Favourite regional food?
I really like trying foods from different regions in Japan.
I'm not an expert on regional cuisines (kyodo-ryori), but I've had the opportunity to try Kyo-ryori, Kaga-ryori, Shippoku-ryori and Satsuma-ryori. I think I prefer (what I've had of) Satsuma-ryori.
Satsuma-ryori extends beyond satsuma-age fish cakes. Dishes like kibinago are really great for me, because I like blue-skinned fish (aozakana). That same refreshing vinegar flavour is also in sakezushi. This is complemented by warm, hearty pork dishes like tonkotsu and satsuma-jiru.
* What regional cuisines do you like?
I also really like trying the different local specialties (meibutsu). I used to live in Osaka for a little while, so I had a weakness for takoyaki, okonomiyaki, kushikatsu, udon, oshi-zushi, tecchiri, etc ... I also enjoyed going to Nagano and trying their soba, basashi and different insects. Fukuoka and Kumamoto are also really great for local food.
But on my last two trips to Japan, I've been getting to know the specialities in Aichi prefecture -- like hitsumabushi eel, miso products (eg. miso-katsu), tenmusu rice balls, kishimen noodles and kochin chicken. Right now, I think I enjoy the food in Aichi the most.
* Which prefectures do you like for local specialties?
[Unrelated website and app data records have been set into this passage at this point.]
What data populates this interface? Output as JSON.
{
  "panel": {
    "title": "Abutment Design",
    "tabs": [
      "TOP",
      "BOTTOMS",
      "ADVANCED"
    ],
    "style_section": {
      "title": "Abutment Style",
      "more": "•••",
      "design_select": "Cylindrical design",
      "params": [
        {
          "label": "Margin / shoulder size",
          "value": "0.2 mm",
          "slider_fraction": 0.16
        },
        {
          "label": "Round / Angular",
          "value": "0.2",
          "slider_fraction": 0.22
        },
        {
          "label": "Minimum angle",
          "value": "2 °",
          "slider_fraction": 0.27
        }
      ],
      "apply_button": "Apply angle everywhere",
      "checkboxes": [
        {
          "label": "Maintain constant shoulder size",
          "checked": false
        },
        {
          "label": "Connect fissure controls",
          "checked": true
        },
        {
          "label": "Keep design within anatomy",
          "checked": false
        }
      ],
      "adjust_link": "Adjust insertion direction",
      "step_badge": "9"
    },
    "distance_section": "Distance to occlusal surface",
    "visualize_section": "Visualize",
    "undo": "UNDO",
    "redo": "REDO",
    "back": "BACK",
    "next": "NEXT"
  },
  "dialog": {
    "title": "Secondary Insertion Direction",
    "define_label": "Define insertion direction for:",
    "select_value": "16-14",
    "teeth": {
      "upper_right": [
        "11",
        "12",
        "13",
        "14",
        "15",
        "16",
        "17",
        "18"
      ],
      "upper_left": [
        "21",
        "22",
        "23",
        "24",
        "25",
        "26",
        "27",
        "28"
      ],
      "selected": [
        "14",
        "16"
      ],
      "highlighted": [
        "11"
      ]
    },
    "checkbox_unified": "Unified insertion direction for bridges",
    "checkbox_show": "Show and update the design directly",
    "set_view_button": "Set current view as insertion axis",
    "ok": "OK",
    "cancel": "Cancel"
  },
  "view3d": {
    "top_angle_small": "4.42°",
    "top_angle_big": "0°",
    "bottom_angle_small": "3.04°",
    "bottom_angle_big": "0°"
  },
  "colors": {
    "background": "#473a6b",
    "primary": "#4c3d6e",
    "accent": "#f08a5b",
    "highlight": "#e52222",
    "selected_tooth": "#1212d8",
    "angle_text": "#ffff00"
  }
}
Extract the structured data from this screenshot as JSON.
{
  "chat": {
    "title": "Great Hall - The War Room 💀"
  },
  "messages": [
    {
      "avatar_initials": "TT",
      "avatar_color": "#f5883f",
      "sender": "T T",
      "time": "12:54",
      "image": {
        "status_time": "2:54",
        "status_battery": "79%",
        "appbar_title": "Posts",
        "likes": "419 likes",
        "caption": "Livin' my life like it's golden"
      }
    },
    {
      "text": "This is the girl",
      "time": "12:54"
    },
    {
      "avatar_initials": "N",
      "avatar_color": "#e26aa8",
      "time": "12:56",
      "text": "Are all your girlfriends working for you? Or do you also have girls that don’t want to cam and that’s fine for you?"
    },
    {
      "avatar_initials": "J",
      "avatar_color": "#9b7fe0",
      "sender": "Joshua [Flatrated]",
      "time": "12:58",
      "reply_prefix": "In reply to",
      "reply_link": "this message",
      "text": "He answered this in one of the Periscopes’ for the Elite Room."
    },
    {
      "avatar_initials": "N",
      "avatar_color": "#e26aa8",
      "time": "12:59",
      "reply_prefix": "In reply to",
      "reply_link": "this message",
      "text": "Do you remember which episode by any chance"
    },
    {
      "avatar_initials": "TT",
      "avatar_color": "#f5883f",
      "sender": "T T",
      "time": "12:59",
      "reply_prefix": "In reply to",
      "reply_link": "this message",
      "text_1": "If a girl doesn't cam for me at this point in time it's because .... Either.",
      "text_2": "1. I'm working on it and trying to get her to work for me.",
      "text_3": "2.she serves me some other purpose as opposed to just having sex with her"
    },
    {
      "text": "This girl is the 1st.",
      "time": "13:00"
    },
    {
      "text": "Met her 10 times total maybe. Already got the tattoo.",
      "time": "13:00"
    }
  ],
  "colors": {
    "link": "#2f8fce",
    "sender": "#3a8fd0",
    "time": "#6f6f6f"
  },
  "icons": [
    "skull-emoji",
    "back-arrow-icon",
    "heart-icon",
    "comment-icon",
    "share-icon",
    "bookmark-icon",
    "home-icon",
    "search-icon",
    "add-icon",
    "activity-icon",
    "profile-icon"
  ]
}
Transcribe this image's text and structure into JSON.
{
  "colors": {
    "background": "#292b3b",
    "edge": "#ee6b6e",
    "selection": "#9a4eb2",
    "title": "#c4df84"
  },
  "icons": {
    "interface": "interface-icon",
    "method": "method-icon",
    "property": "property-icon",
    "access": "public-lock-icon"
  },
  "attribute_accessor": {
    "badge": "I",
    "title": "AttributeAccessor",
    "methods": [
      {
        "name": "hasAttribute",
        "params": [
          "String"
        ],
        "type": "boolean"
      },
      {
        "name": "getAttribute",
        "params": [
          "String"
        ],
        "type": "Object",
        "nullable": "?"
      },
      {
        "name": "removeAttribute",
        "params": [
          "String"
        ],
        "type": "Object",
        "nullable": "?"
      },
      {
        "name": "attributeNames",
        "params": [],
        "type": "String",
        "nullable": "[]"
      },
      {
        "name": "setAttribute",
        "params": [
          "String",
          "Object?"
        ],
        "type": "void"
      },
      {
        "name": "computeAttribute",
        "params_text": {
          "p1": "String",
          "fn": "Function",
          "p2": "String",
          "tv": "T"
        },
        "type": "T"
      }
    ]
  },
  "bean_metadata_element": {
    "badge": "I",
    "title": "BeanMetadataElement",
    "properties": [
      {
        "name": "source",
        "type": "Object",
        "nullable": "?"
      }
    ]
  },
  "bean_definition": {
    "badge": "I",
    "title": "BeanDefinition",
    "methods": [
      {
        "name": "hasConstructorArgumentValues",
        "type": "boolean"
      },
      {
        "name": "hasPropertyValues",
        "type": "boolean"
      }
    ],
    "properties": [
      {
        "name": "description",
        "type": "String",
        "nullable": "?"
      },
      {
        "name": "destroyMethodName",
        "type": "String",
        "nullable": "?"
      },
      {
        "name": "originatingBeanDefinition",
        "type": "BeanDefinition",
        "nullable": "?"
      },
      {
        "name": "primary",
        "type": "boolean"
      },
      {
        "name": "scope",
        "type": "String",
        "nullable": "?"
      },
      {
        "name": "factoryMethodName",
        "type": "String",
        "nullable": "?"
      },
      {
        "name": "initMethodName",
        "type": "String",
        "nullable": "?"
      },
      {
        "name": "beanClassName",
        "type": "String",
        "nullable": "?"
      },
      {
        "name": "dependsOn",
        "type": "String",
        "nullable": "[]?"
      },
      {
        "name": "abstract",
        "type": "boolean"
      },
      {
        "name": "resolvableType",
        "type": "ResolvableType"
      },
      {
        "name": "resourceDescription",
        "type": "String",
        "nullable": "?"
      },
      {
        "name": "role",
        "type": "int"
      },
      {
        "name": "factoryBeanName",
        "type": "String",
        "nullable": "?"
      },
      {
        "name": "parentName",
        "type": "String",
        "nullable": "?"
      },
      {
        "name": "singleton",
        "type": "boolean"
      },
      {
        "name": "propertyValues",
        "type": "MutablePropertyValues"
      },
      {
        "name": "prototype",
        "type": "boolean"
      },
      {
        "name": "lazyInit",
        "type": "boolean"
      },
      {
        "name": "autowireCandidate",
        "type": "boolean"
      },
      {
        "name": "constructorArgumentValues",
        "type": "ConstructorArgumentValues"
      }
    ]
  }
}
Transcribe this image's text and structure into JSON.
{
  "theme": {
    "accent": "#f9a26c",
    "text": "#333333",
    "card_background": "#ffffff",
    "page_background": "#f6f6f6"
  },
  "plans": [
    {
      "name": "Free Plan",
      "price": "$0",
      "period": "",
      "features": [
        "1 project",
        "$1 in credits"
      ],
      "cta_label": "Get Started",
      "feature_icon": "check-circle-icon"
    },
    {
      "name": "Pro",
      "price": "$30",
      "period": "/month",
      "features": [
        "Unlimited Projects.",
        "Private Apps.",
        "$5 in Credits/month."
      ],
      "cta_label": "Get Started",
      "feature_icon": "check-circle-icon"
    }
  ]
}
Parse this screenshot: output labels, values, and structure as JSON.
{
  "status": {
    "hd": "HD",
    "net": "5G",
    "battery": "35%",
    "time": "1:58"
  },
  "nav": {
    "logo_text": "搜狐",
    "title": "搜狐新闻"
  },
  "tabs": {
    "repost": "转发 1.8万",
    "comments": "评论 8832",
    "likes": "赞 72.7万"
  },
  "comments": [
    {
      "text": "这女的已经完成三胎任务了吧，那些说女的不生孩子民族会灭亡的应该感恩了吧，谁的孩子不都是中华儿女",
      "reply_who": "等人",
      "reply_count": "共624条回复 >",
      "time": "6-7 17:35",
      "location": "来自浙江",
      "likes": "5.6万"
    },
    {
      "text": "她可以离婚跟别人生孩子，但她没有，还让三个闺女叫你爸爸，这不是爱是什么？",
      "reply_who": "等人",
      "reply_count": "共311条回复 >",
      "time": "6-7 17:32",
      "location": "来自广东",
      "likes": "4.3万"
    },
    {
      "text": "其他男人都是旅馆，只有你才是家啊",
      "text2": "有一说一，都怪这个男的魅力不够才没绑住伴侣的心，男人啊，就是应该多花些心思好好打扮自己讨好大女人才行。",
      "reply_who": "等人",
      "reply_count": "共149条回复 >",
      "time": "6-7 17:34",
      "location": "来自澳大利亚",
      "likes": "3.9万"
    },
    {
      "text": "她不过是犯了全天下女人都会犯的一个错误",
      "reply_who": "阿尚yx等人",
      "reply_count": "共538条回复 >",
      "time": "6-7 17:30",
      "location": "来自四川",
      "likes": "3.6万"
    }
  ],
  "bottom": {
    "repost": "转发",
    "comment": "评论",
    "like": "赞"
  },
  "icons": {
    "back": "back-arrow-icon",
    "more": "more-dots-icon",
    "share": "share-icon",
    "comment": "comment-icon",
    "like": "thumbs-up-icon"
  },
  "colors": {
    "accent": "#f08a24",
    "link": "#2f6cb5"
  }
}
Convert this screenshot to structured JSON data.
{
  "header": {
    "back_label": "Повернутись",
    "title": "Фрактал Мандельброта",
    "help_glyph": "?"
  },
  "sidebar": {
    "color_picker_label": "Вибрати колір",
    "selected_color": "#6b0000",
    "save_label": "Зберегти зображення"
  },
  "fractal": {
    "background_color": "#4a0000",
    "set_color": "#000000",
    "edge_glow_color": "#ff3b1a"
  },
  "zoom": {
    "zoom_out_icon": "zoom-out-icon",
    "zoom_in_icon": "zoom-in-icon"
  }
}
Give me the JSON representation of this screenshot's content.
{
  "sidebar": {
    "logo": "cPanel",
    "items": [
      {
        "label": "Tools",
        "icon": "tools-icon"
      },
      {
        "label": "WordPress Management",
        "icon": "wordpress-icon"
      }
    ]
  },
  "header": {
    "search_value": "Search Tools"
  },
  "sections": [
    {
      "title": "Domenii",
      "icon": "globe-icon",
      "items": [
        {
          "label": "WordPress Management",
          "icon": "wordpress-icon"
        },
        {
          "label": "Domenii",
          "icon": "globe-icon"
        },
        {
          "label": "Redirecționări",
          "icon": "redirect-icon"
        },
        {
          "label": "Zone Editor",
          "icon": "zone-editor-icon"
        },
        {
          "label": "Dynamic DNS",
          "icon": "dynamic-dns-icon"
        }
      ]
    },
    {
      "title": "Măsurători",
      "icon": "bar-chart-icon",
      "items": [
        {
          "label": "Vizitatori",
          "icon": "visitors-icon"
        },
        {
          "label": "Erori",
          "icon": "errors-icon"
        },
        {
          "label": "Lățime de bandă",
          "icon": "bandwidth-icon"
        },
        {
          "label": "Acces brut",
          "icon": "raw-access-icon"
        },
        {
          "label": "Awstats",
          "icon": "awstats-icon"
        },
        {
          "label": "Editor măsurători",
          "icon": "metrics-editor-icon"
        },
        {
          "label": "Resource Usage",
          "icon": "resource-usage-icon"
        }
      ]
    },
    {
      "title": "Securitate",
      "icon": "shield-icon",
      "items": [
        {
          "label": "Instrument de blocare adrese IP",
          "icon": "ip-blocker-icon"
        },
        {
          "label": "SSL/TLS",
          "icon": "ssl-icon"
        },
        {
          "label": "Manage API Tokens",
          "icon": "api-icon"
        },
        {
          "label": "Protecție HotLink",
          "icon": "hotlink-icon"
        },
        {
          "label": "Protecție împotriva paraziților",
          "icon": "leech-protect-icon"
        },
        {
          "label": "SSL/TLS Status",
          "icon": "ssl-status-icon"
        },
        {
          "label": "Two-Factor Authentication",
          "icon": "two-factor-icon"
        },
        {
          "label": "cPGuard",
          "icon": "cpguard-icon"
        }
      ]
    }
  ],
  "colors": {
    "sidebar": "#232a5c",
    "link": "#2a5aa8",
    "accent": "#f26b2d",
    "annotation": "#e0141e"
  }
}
Kibinago is a type of aozakana, like very small herring, not a particular dish. What is the preparation you are talking about?
I like nishin-soba, which is kind of a meibutsu in Kyoto. Also enjoyed it in Kanazawa. It is soba topped with a dried and marinated herring. It doesn't describe well, but it is tasty.
Don't forget about meishu- famous local sake. Not sure if it is available off of the island, but hanazake is 120 proof distilled spirit from Yonaguni Island. Tastes like a cross between awamori and paint thinner.
Yes, I'm aware that kibinago is the name of the fish. I didn't make that clear.
I meant serving it sliced with vinegar dipping sauce, or marinated (as with shime-saba).
Great choice with nishin-soba!
I enjoyed some nice akazake in Kumamoto. It's kind of like a sweet koshu or a sherry, I guess. You soak a teabag of spices in it.